plain old cardigan with bonus headband

Hel­lo there. Meet my new cardi­gan. (It was made before the hair­cut, yes.)

It has cro­cheted buttonholes.

It was made from a turtle­neck that was kind of ill-fitting. 

Sit­ting in my clos­et col­lect­ing dust for years, it was either donate or remake. I’ve been look­ing for a plain, sim­ple cardi­gan that I can pair with any­thing. So remake it is. Remake is always the more fun choice :D

There are cer­tain­ly lots of shirt to cardi­gan refash­ion tuto­r­i­al in the blo­gos­phere, but I thought I’d share my process too…

I used:

A turtle­neck (a reg­u­lar long sleeve shirt would work too)

Sewing nee­dle and thread

5 but­tons

DK weight yarn

2.35mm cro­chet hook (2.5mm would work too, 2.35 just hap­pens to be what I inher­it­ed from my mom)


First, I cut off the col­lar, which has a bit of ruf­fles and lace on it.

I then dis­cov­ered that with some stretch­ing the col­lar bit makes a pret­ty nice head­band! :D

While hap­pi­ly wear­ing my new head­band, I made a Y‑shape cut (can’t help but think of CSI. *shud­der*) in the shirt. 

To deter­mine the Y‑cut:

1. I put on the shirt and mark where I want the low­est point of the neck­line (i.e. where the three lines of the Y meet).

2. I then mea­sured the width of the bot­tom front and divide mea­sure­ment in half to deter­mine mid-point.

3. With tai­lor’s chalk I drew a line from mid-point to the low­est point of neck­line. Then from the low­est point of neck­line I drew a line each to the right and left neck­line at the shoulder.

Next, I fold­ed and pinned the edge 1/4″ along the front and neck, and then hand-sewed it in place with run­ning stitch­es. One could def­i­nite­ly sew it with the sewing machine, I just felt like hand-sewing that day. And I thought hand-sewn stitch­es add sub­tle character.

So, for the but­ton­holes, deter­mine how many but­tons you’d like to have and mark where you want them to be. We’ll be work­ing from the bot­tom up.

1. Thread a nee­dle with approx. 3 feet of DK yarn, dou­ble-knot the end.
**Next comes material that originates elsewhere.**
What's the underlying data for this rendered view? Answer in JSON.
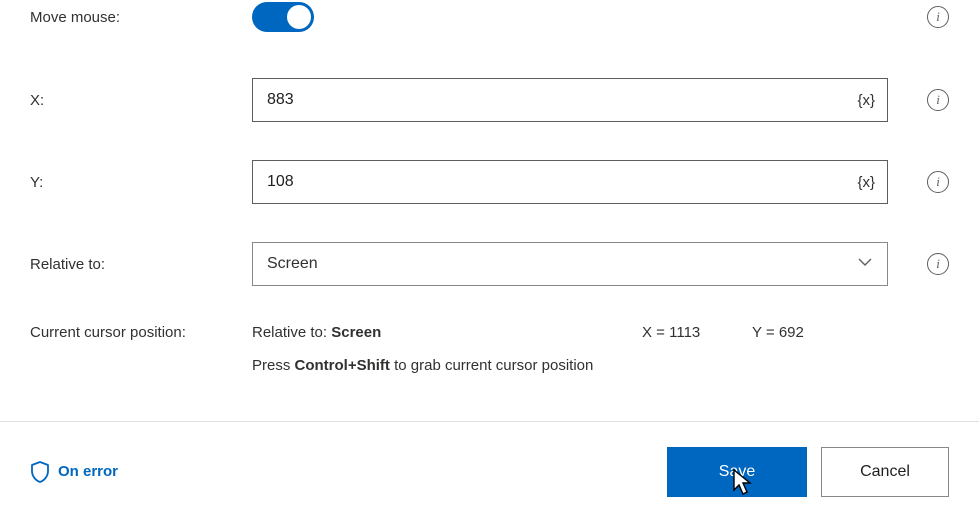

2. Insert­ed the nee­dle through the hemmed/folded edge of the left front. The nee­dle has to come out on the fold, at the bot­tom point of the bot­tom-most but­ton­hole. Like so…

3. With yarn still thread­ed, tem­porar­i­ly set nee­dle aside. Make a slip knot with the cro­chet hook as close to the point where the nee­dle came through as pos­si­ble. Make 4 chain stitch­es with the hook.
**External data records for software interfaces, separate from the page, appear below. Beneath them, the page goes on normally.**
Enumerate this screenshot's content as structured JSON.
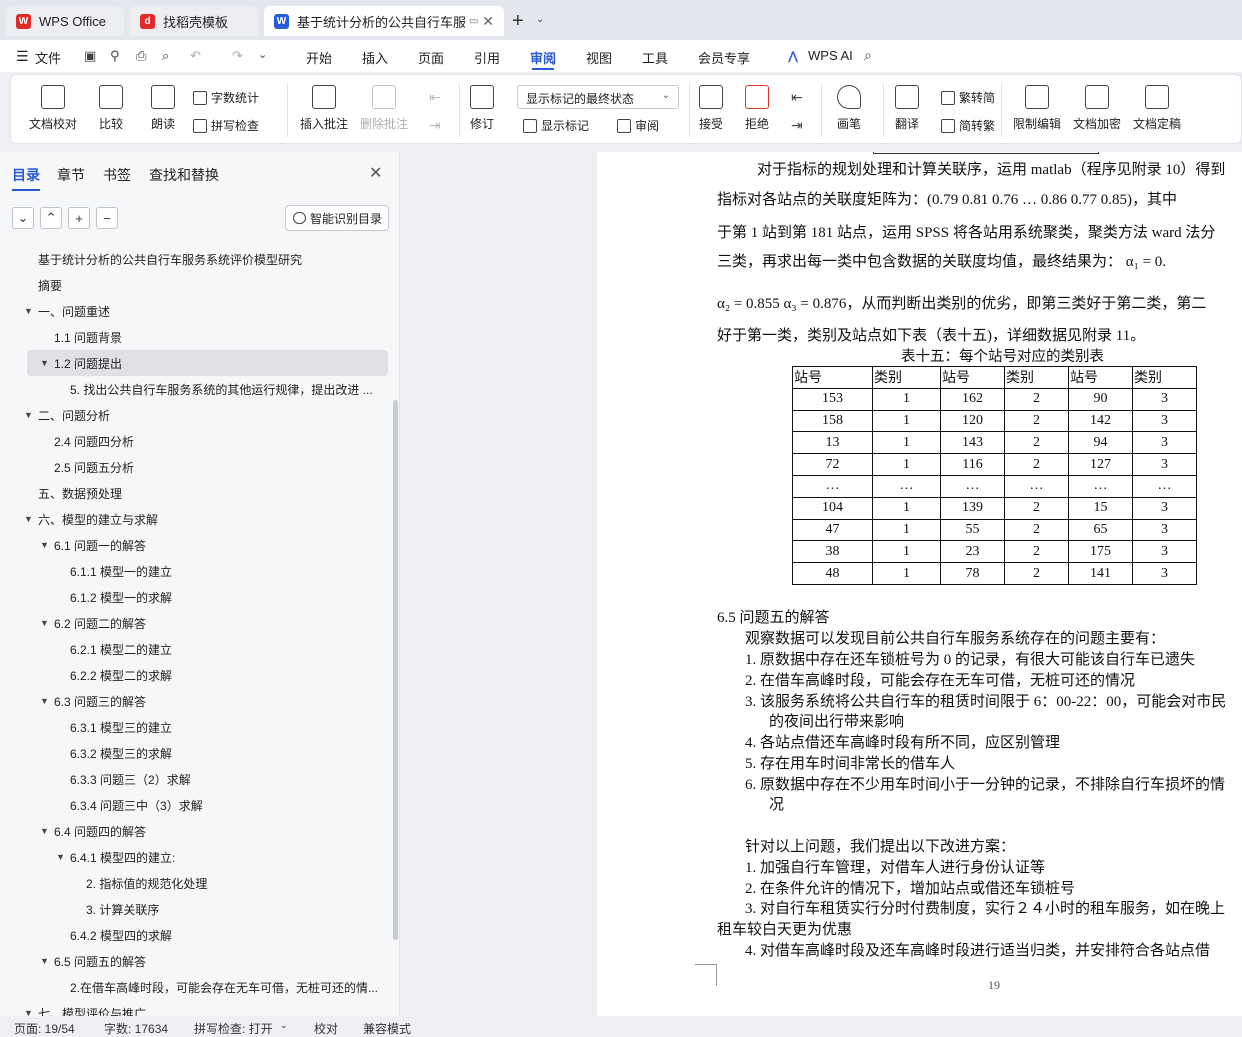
{
  "tabs": [
    {
      "label": "WPS Office",
      "icon": "wps-logo-icon",
      "color": "#e02b2b"
    },
    {
      "label": "找稻壳模板",
      "icon": "docer-icon",
      "color": "#e02b2b"
    },
    {
      "label": "基于统计分析的公共自行车服务",
      "icon": "word-doc-icon",
      "color": "#2a5bd7"
    }
  ],
  "menu": {
    "file": "文件",
    "items": [
      "开始",
      "插入",
      "页面",
      "引用",
      "审阅",
      "视图",
      "工具",
      "会员专享"
    ],
    "active": "审阅",
    "ai": "WPS AI"
  },
  "ribbon": {
    "doc_check": "文档校对",
    "compare": "比较",
    "read_aloud": "朗读",
    "word_count": "字数统计",
    "spell_check": "拼写检查",
    "insert_comment": "插入批注",
    "delete_comment": "删除批注",
    "revise": "修订",
    "markup_state": "显示标记的最终状态",
    "show_markup": "显示标记",
    "review_pane": "审阅",
    "accept": "接受",
    "reject": "拒绝",
    "pen": "画笔",
    "translate": "翻译",
    "to_simplified": "繁转简",
    "to_traditional": "简转繁",
    "restrict_edit": "限制编辑",
    "encrypt": "文档加密",
    "finalize": "文档定稿"
  },
  "panel": {
    "tabs": [
      "目录",
      "章节",
      "书签",
      "查找和替换"
    ],
    "active_tab": "目录",
    "smart_button": "智能识别目录",
    "toc": [
      {
        "label": "基于统计分析的公共自行车服务系统评价模型研究",
        "level": 0
      },
      {
        "label": "摘要",
        "level": 0
      },
      {
        "label": "一、问题重述",
        "level": 0,
        "caret": "▼"
      },
      {
        "label": "1.1 问题背景",
        "level": 1
      },
      {
        "label": "1.2 问题提出",
        "level": 1,
        "caret": "▼",
        "selected": true
      },
      {
        "label": "5. 找出公共自行车服务系统的其他运行规律，提出改进 ...",
        "level": 2
      },
      {
        "label": "二、问题分析",
        "level": 0,
        "caret": "▼"
      },
      {
        "label": "2.4 问题四分析",
        "level": 1
      },
      {
        "label": "2.5 问题五分析",
        "level": 1
      },
      {
        "label": "五、数据预处理",
        "level": 0
      },
      {
        "label": "六、模型的建立与求解",
        "level": 0,
        "caret": "▼"
      },
      {
        "label": "6.1 问题一的解答",
        "level": 1,
        "caret": "▼"
      },
      {
        "label": "6.1.1 模型一的建立",
        "level": 2
      },
      {
        "label": "6.1.2 模型一的求解",
        "level": 2
      },
      {
        "label": "6.2 问题二的解答",
        "level": 1,
        "caret": "▼"
      },
      {
        "label": "6.2.1 模型二的建立",
        "level": 2
      },
      {
        "label": "6.2.2 模型二的求解",
        "level": 2
      },
      {
        "label": "6.3 问题三的解答",
        "level": 1,
        "caret": "▼"
      },
      {
        "label": "6.3.1 模型三的建立",
        "level": 2
      },
      {
        "label": "6.3.2 模型三的求解",
        "level": 2
      },
      {
        "label": "6.3.3  问题三（2）求解",
        "level": 2
      },
      {
        "label": "6.3.4  问题三中（3）求解",
        "level": 2
      },
      {
        "label": "6.4 问题四的解答",
        "level": 1,
        "caret": "▼"
      },
      {
        "label": "6.4.1 模型四的建立:",
        "level": 2,
        "caret": "▼"
      },
      {
        "label": "2. 指标值的规范化处理",
        "level": 3
      },
      {
        "label": "3. 计算关联序",
        "level": 3
      },
      {
        "label": "6.4.2 模型四的求解",
        "level": 2
      },
      {
        "label": "6.5 问题五的解答",
        "level": 1,
        "caret": "▼"
      },
      {
        "label": "2.在借车高峰时段，可能会存在无车可借，无桩可还的情...",
        "level": 2
      },
      {
        "label": "七、模型评价与推广",
        "level": 0,
        "caret": "▼"
      }
    ]
  },
  "document": {
    "lines": [
      "对于指标的规划处理和计算关联序，运用 matlab（程序见附录 10）得到",
      "指标对各站点的关联度矩阵为：(0.79   0.81  0.76   …   0.86  0.77   0.85)，其中",
      "于第 1 站到第 181 站点，运用 SPSS 将各站用系统聚类，聚类方法 ward 法分",
      "三类，再求出每一类中包含数据的关联度均值，最终结果为：  α₁ = 0.",
      "α₂ = 0.855   α₃ = 0.876，从而判断出类别的优劣，即第三类好于第二类，第二",
      "好于第一类，类别及站点如下表（表十五)，详细数据见附录 11。"
    ],
    "table_caption": "表十五：每个站号对应的类别表",
    "table_header": [
      "站号",
      "类别",
      "站号",
      "类别",
      "站号",
      "类别"
    ],
    "table_rows": [
      [
        "153",
        "1",
        "162",
        "2",
        "90",
        "3"
      ],
      [
        "158",
        "1",
        "120",
        "2",
        "142",
        "3"
      ],
      [
        "13",
        "1",
        "143",
        "2",
        "94",
        "3"
      ],
      [
        "72",
        "1",
        "116",
        "2",
        "127",
        "3"
      ],
      [
        "…",
        "…",
        "…",
        "…",
        "…",
        "…"
      ],
      [
        "104",
        "1",
        "139",
        "2",
        "15",
        "3"
      ],
      [
        "47",
        "1",
        "55",
        "2",
        "65",
        "3"
      ],
      [
        "38",
        "1",
        "23",
        "2",
        "175",
        "3"
      ],
      [
        "48",
        "1",
        "78",
        "2",
        "141",
        "3"
      ]
    ],
    "section_heading": "6.5 问题五的解答",
    "problems_intro": "观察数据可以发现目前公共自行车服务系统存在的问题主要有：",
    "problems": [
      "1.   原数据中存在还车锁桩号为 0 的记录，有很大可能该自行车已遗失",
      "2.   在借车高峰时段，可能会存在无车可借，无桩可还的情况",
      "3.   该服务系统将公共自行车的租赁时间限于 6：00-22：00，可能会对市民",
      "的夜间出行带来影响",
      "4.   各站点借还车高峰时段有所不同，应区别管理",
      "5.   存在用车时间非常长的借车人",
      "6.   原数据中存在不少用车时间小于一分钟的记录，不排除自行车损坏的情",
      "况"
    ],
    "solutions_intro": "针对以上问题，我们提出以下改进方案：",
    "solutions": [
      "1.    加强自行车管理，对借车人进行身份认证等",
      "2.    在条件允许的情况下，增加站点或借还车锁桩号",
      "3.    对自行车租赁实行分时付费制度，实行２４小时的租车服务，如在晚上",
      "租车较白天更为优惠",
      "4.    对借车高峰时段及还车高峰时段进行适当归类，并安排符合各站点借"
    ],
    "page_number": "19"
  },
  "status": {
    "page": "页面: 19/54",
    "words": "字数: 17634",
    "spell": "拼写检查: 打开",
    "proof": "校对",
    "compat": "兼容模式"
  },
  "colors": {
    "accent": "#2a58d8",
    "wps_red": "#e02b2b"
  }
}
4. Take hook off loop. Pick up nee­dle and insert nee­dle through the loop.

5. Pull the nee­dle and yarn almost all the way through, then tuck on the loop to close it, then con­tin­ue to pull through the rest of the yarn.

6. Insert the nee­dle 1/2″ up from the begin­ning of the cro­chet chain on the fold line of the front edge, and come out anoth­er 1/2″ up from where the nee­dle was insert­ed. (I messed up the first stitch. There should have been more dis­tance between the cro­chet chain and the next stitch on the fold line.) One but­ton­hole made.
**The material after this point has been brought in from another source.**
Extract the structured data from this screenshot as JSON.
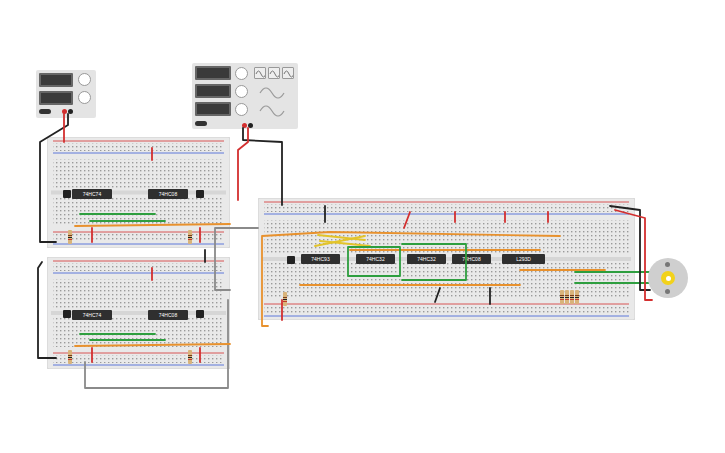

Con­tin­ue to make stitch­es 1/2″ apart until you reach the next but­ton­hole mark. Then repeat steps 1–6 for buttonhole.

Row of but­ton­holes complete.

I hope the instruc­tions make sense. A close up of the but­ton­holes here might be help­ful… (feel free to let me know if you have any ques­tions though)

A very quick refash­ion that was done in an evening :D


Hap­py crafting!


4 thoughts on “plain old cardigan with bonus headband

  1. I LOVE the cro­chet but­ton holes…such a CUTE idea!! And isn’t it great when you can use every part of the orig­i­nal and noth­ing gets wasted?

  2. Cro­cheted but­ton­holes are a super awe­some idea! You are so clever, I’m def­i­nite­ly going to try this when I next need a buttonhole!

Comments are closed.